• **Task to carry out**: Write the data out again exactly, with no pictures.

(Items from an interface collection)
▬▬▬▬▬▬▬▬▬▬
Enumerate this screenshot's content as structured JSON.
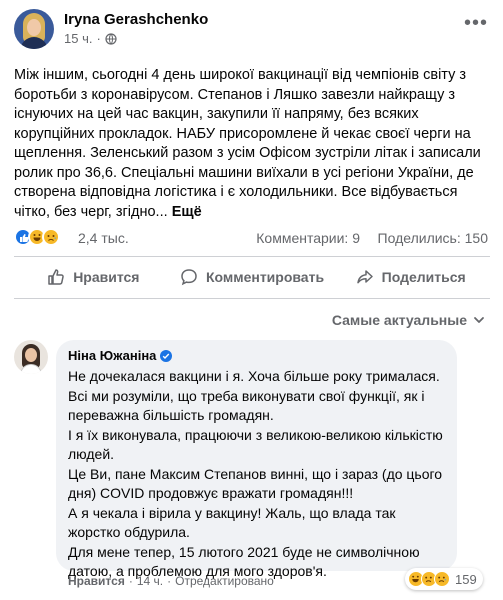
{
  "post": {
    "author": "Iryna Gerashchenko",
    "time": "15 ч.",
    "separator": "·",
    "text": "Між іншим, сьогодні 4 день широкої вакцинації від чемпіонів світу з боротьби з коронавірусом. Степанов і Ляшко завезли найкращу з існуючих на цей час  вакцин, закупили її напряму, без всяких корупційних прокладок. НАБУ присоромлене й чекає своєї черги на щеплення. Зеленський разом  з усім Офісом зустріли літак і записали ролик про 36,6. Спеціальні  машини виїхали в усі регіони України, де створена відповідна логістика і є холодильники. Все відбувається чітко, без черг, згідно...",
    "more_label": "Ещё",
    "reactions_count": "2,4 тыс.",
    "comments_label": "Комментарии: 9",
    "shares_label": "Поделились: 150",
    "like_label": "Нравится",
    "comment_label": "Комментировать",
    "share_label": "Поделиться"
  },
  "comments": {
    "sort_label": "Самые актуальные",
    "items": [
      {
        "author": "Ніна Южаніна",
        "paragraphs": [
          "Не дочекалася вакцини і я. Хоча більше року трималася. Всі ми розуміли, що треба виконувати свої функції, як і переважна більшість громадян.",
          "І я їх виконувала, працюючи з великою-великою кількістю людей.",
          "Це Ви, пане Максим Степанов винні, що і зараз (до цього дня) COVID продовжує вражати громадян!!!",
          "А я чекала і вірила у вакцину! Жаль, що влада так жорстко обдурила.",
          "Для мене тепер, 15 лютого 2021 буде не символічною датою, а проблемою для мого здоров'я."
        ],
        "like_label": "Нравится",
        "separator": "·",
        "time": "14 ч.",
        "edited_label": "Отредактировано",
        "reactions_count": "159"
      }
    ]
  },
  "colors": {
    "accent": "#1b74e4",
    "muted": "#65676b",
    "bubble": "#f0f2f5",
    "reaction_yellow": "#f7b928"
  },
  "icons": [
    "globe-icon",
    "more-icon",
    "like-reaction-icon",
    "haha-reaction-icon",
    "sad-reaction-icon",
    "thumbs-up-icon",
    "comment-icon",
    "share-icon",
    "chevron-down-icon",
    "verified-icon"
  ]
}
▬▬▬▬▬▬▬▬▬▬
• **Answer section**:
Enumerate this screenshot's content as structured JSON.
{
  "post": {
    "author": "Iryna Gerashchenko",
    "time": "15 ч.",
    "separator": "·",
    "text": "Між іншим, сьогодні 4 день широкої вакцинації від чемпіонів світу з боротьби з коронавірусом. Степанов і Ляшко завезли найкращу з існуючих на цей час  вакцин, закупили її напряму, без всяких корупційних прокладок. НАБУ присоромлене й чекає своєї черги на щеплення. Зеленський разом  з усім Офісом зустріли літак і записали ролик про 36,6. Спеціальні  машини виїхали в усі регіони України, де створена відповідна логістика і є холодильники. Все відбувається чітко, без черг, згідно...",
    "more_label": "Ещё",
    "reactions_count": "2,4 тыс.",
    "comments_label": "Комментарии: 9",
    "shares_label": "Поделились: 150",
    "like_label": "Нравится",
    "comment_label": "Комментировать",
    "share_label": "Поделиться"
  },
  "comments": {
    "sort_label": "Самые актуальные",
    "items": [
      {
        "author": "Ніна Южаніна",
        "paragraphs": [
          "Не дочекалася вакцини і я. Хоча більше року трималася. Всі ми розуміли, що треба виконувати свої функції, як і переважна більшість громадян.",
          "І я їх виконувала, працюючи з великою-великою кількістю людей.",
          "Це Ви, пане Максим Степанов винні, що і зараз (до цього дня) COVID продовжує вражати громадян!!!",
          "А я чекала і вірила у вакцину! Жаль, що влада так жорстко обдурила.",
          "Для мене тепер, 15 лютого 2021 буде не символічною датою, а проблемою для мого здоров'я."
        ],
        "like_label": "Нравится",
        "separator": "·",
        "time": "14 ч.",
        "edited_label": "Отредактировано",
        "reactions_count": "159"
      }
    ]
  },
  "colors": {
    "accent": "#1b74e4",
    "muted": "#65676b",
    "bubble": "#f0f2f5",
    "reaction_yellow": "#f7b928"
  },
  "icons": [
    "globe-icon",
    "more-icon",
    "like-reaction-icon",
    "haha-reaction-icon",
    "sad-reaction-icon",
    "thumbs-up-icon",
    "comment-icon",
    "share-icon",
    "chevron-down-icon",
    "verified-icon"
  ]
}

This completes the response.